News Column

Former Virginia governor convicted on 11 corruption counts

September 4, 2014



Washington, Sep 4 (EFE).- A U.S. federal jury on Thursday found former Republican Virginia Gov. Robert McDonnell guilty on 11 counts of corruption and his wife Maureen guilty on nine counts for accepting bribes and receiving loans valued at some $177,000.

McDonnell is the first Virginia governor to be convicted of a crime and both he and his wife now face decades in federal prison, although their sentences will not be handed down until Jan. 6, 2015.

The former governor sobbed in court while the jury read the verdict, finally covering his face with his hands, according to people present in the courtroom.

His lawyer, Henry Asbill, said he was "very disappointed" with the verdict and added that his client will appeal.

Prosecutors filed 14 charges against McDonnell and his wife for accepting luxury gifts, clothing, travel and even loans from a rich Richmond businessman named Jonnie Williams in exchange for favors for the latter's companies.
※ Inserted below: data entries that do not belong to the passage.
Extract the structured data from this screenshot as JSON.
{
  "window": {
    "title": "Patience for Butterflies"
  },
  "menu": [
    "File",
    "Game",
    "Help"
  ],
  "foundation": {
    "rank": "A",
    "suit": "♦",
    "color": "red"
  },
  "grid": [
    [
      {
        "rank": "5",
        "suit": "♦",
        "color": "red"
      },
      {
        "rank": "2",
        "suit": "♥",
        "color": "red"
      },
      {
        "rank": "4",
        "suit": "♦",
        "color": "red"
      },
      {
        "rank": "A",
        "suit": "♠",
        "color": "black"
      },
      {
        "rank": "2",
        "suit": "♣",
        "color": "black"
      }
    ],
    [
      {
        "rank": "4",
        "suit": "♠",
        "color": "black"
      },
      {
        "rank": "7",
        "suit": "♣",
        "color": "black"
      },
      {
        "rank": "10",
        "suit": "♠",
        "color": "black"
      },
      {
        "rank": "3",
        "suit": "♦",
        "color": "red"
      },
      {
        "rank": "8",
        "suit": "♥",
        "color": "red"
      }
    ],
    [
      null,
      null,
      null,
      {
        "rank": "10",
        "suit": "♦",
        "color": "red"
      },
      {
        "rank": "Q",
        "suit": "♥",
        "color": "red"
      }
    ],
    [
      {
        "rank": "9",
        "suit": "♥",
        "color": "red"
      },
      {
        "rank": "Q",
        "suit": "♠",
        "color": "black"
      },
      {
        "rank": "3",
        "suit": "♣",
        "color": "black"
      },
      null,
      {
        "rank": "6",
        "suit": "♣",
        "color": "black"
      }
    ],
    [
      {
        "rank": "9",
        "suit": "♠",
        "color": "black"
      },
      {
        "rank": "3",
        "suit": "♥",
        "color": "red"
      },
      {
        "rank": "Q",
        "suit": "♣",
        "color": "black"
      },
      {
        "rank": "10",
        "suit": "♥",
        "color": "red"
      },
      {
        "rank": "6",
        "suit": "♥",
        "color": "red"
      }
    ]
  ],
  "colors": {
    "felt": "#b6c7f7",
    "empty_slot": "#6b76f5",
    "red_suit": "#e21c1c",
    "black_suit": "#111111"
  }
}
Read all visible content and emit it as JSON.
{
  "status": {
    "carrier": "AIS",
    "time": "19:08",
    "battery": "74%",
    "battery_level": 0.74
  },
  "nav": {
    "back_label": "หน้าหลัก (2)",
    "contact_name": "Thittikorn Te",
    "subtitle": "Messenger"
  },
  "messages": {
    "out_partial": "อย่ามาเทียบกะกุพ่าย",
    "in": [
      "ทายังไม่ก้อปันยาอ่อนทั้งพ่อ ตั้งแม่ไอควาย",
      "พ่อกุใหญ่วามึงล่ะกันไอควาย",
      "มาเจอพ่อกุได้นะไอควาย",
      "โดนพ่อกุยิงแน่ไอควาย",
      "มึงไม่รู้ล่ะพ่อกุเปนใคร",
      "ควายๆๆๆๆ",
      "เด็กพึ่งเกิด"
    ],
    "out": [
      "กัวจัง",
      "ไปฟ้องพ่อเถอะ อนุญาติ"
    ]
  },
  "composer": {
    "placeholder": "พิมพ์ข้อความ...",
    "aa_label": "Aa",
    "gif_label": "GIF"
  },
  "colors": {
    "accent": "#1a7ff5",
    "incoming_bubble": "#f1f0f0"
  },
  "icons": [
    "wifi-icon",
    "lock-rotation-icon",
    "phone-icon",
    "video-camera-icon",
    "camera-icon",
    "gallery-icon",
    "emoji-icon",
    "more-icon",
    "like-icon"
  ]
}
The 12-person jury acquitted the ex-governor of three of the charges, including two for bank fraud - specifically lying in documents regarding bank loans - but it found him guilty on the other 11, including "conspiracy to commit corruption" by accepting gifts and loans from Williams.

Mrs. McDonnell, meanwhile, was found guilty of eight counts of corruption and one of obstruction of justice.

The McDonnells' trial began in July and during its course 67 witnesses testified to elucidate the relationship between the political couple and Williams, the owner of the Star Scientific food products firm.

That company managed to get access to top officials and to the governor's mansion to hold promotional events for food supplements that had not been approved by the Food and Drug Administration.

In addition, Williams' company even paid the wedding expenses for one of the McDonnells' daughters, according to trial testimony.

During the trial, the former governor insisted that he did not do anything illegal by accepting the gifts and obtaining the loans.

McDonnell, 59, was one of the most popular figures among Republicans before the scandal and it was rumored that he might even be a candidate for president in the 2016 elections.

His trial generated an enormous amount of media attention in the United States, similar to what occurred during the 2012 trial of former Democratic vice presidential candidate John Edwards, who eventually was acquitted on several counts related to illegal use of campaign funds. EFE

llb/bp


For more stories on investments and markets, please see HispanicBusiness' Finance Channel



Source: EFE Ingles


Story Tools






HispanicBusiness.com Facebook Linkedin Twitter RSS Feed Email Alerts & Newsletters